Exercise instructions:
How many lines in the data below contain the string "calendar"? State that number only.

Dataset rows for apps and sites:
- Opening Delimiter -

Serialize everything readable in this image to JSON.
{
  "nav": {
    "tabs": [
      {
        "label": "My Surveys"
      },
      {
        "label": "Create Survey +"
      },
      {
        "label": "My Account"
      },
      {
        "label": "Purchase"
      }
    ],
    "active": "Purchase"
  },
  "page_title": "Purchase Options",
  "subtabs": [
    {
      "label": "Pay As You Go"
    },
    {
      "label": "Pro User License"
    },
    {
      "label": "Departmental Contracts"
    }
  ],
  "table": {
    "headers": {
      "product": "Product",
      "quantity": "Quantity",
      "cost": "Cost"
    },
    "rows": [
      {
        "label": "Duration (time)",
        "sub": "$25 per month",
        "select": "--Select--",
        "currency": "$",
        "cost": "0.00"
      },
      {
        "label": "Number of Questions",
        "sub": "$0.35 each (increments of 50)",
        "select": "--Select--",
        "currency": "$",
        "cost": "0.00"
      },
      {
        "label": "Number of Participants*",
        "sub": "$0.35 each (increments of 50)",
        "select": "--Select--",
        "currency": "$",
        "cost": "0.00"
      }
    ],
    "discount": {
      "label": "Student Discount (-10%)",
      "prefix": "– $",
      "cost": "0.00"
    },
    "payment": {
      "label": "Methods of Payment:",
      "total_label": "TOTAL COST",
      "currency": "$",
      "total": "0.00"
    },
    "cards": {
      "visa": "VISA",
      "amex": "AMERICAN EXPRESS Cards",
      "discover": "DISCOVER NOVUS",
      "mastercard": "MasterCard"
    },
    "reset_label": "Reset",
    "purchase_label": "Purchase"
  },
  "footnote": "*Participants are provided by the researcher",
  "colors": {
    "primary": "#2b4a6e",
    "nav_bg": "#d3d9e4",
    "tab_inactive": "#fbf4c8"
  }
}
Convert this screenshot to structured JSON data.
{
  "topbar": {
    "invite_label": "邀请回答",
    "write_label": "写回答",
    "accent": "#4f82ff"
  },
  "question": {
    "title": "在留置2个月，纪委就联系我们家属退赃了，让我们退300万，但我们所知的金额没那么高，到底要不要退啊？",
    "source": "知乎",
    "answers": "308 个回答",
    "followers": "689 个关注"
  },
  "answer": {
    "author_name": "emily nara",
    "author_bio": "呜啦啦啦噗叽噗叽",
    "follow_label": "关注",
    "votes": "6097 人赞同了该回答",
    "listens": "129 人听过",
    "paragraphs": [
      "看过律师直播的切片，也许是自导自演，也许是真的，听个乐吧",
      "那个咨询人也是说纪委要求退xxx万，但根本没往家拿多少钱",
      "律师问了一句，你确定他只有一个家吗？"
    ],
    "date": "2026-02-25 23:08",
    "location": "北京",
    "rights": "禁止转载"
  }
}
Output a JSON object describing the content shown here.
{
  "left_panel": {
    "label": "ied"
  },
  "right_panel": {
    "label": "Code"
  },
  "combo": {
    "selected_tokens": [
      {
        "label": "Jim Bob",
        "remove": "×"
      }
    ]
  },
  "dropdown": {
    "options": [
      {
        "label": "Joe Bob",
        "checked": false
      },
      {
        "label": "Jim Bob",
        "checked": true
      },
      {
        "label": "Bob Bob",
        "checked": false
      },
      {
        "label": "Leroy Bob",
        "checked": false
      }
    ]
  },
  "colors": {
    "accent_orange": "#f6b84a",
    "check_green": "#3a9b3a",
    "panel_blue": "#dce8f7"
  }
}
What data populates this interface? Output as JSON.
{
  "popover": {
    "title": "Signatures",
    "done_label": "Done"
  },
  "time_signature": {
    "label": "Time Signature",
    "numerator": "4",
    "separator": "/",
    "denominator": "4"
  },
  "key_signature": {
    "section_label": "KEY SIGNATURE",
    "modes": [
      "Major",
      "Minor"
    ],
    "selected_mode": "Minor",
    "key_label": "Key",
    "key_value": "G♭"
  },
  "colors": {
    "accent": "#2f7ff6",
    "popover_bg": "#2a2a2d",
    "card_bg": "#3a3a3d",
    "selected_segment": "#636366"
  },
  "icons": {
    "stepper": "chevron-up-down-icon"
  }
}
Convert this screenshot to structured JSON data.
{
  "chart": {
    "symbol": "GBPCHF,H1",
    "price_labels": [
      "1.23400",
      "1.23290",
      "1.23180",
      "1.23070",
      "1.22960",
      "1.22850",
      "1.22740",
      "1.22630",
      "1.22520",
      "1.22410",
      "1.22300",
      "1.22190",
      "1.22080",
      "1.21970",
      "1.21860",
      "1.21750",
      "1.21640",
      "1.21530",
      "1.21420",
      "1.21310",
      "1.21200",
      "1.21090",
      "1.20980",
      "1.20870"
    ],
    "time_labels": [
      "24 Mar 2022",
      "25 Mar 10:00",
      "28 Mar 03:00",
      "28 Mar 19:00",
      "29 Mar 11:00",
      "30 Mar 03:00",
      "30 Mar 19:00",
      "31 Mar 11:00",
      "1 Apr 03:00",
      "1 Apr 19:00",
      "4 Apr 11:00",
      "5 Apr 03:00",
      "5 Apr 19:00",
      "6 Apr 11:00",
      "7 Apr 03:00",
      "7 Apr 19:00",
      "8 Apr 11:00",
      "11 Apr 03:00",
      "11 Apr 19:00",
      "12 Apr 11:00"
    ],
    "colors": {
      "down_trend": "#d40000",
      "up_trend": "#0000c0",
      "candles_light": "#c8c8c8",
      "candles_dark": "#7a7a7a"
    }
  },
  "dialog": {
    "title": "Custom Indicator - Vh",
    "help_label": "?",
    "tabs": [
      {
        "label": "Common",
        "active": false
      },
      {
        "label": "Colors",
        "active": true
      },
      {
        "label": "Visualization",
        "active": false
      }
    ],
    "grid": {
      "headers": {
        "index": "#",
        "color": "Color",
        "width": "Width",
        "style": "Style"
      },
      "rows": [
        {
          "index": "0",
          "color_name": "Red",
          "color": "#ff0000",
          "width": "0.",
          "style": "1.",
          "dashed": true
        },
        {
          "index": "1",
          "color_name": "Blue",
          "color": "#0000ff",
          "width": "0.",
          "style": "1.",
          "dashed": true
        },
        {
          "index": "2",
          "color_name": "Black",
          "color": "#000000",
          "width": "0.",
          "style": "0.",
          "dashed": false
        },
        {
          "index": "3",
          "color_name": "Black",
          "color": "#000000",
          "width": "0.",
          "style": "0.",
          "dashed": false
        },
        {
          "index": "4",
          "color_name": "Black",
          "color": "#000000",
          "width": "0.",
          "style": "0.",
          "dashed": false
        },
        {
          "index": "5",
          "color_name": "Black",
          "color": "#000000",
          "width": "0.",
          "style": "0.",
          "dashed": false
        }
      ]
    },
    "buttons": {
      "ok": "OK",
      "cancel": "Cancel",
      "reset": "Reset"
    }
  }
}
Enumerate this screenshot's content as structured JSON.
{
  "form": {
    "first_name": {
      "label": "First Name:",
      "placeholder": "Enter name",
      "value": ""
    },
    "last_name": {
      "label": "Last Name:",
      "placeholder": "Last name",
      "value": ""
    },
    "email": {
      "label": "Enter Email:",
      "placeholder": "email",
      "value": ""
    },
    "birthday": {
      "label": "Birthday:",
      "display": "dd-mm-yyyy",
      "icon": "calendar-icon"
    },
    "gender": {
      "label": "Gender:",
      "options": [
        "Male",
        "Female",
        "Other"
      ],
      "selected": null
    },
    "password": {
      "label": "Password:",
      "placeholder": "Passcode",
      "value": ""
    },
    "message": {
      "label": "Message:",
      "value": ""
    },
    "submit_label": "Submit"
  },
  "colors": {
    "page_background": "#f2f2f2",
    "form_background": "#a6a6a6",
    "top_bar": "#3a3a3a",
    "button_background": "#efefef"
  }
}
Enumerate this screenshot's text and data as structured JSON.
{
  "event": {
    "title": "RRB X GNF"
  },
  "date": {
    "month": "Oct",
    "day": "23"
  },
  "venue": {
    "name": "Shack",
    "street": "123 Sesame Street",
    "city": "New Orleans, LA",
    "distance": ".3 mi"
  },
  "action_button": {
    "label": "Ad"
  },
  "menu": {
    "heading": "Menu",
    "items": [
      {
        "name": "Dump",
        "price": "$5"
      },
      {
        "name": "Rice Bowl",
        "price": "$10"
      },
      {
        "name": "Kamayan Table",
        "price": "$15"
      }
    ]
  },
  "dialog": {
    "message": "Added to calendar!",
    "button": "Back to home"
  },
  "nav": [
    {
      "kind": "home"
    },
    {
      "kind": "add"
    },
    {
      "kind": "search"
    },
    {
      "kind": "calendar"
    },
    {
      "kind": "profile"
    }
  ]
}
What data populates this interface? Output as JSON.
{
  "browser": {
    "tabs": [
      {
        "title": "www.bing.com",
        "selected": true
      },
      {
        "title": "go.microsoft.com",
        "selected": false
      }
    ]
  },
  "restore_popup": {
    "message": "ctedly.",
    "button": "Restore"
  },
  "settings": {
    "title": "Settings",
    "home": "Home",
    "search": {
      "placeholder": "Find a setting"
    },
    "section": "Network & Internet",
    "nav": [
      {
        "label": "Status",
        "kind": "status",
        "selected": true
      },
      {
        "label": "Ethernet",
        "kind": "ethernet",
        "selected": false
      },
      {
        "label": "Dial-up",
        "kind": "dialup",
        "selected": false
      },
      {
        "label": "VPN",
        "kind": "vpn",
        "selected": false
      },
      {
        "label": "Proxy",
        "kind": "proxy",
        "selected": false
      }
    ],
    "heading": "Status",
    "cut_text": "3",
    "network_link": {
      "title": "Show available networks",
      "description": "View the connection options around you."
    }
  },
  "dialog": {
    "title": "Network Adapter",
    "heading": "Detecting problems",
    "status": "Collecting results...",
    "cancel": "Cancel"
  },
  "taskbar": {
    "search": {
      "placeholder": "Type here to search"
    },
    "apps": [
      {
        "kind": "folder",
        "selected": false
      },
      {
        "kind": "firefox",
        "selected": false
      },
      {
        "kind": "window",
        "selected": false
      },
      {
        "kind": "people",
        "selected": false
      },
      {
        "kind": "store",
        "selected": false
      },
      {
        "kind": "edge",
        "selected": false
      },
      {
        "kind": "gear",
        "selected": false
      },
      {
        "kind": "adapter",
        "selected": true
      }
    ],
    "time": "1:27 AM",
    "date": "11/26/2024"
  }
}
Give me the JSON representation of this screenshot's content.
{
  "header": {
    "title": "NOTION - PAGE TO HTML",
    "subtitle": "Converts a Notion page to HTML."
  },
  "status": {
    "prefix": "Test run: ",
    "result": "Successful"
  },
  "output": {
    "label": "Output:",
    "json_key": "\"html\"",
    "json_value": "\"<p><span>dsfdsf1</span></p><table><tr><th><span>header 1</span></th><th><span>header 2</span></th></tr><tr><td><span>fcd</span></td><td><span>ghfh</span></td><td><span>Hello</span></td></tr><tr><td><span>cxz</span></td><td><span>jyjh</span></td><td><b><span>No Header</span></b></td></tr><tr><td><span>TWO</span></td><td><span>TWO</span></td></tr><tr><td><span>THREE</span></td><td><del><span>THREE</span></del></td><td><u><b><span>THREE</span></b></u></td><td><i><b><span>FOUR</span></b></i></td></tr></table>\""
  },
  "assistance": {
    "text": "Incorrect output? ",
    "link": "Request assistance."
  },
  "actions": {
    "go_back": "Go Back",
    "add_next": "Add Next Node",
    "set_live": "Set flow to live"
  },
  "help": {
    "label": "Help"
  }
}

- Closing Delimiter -

Response to this task:
3